** Opening Supplied data block **

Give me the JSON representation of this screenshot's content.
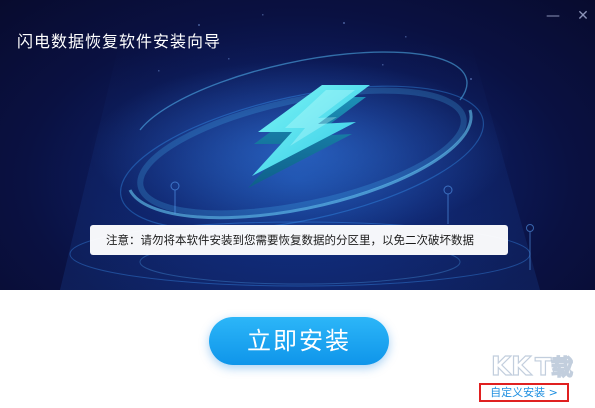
{
  "window": {
    "title": "闪电数据恢复软件安装向导",
    "minimize_icon": "minimize-icon",
    "close_icon": "close-icon"
  },
  "hero": {
    "logo_icon": "lightning-bolt-icon",
    "notice": "注意：请勿将本软件安装到您需要恢复数据的分区里，以免二次破坏数据"
  },
  "actions": {
    "install_label": "立即安装",
    "custom_install_label": "自定义安装 >"
  },
  "watermark": {
    "text": "KKT下载"
  },
  "colors": {
    "hero_bg": "#0a1142",
    "accent": "#1ea3f2",
    "bolt": "#3fe0e8",
    "highlight_border": "#e02020",
    "link": "#1e8fe0"
  }
}
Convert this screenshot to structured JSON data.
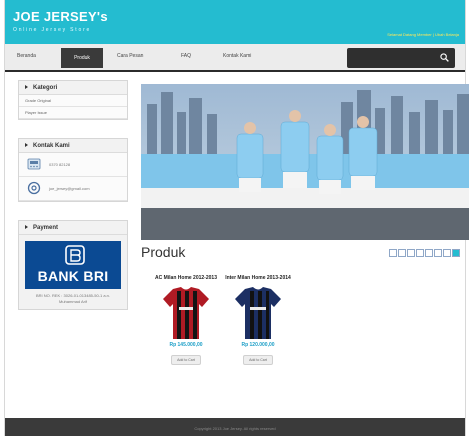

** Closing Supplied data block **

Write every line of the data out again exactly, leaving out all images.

Give me the JSON representation of this screenshot's content.
{
  "window": {
    "title": "闪电数据恢复软件安装向导",
    "minimize_icon": "minimize-icon",
    "close_icon": "close-icon"
  },
  "hero": {
    "logo_icon": "lightning-bolt-icon",
    "notice": "注意：请勿将本软件安装到您需要恢复数据的分区里，以免二次破坏数据"
  },
  "actions": {
    "install_label": "立即安装",
    "custom_install_label": "自定义安装 >"
  },
  "watermark": {
    "text": "KKT下载"
  },
  "colors": {
    "hero_bg": "#0a1142",
    "accent": "#1ea3f2",
    "bolt": "#3fe0e8",
    "highlight_border": "#e02020",
    "link": "#1e8fe0"
  }
}
Convert this screenshot to structured JSON data.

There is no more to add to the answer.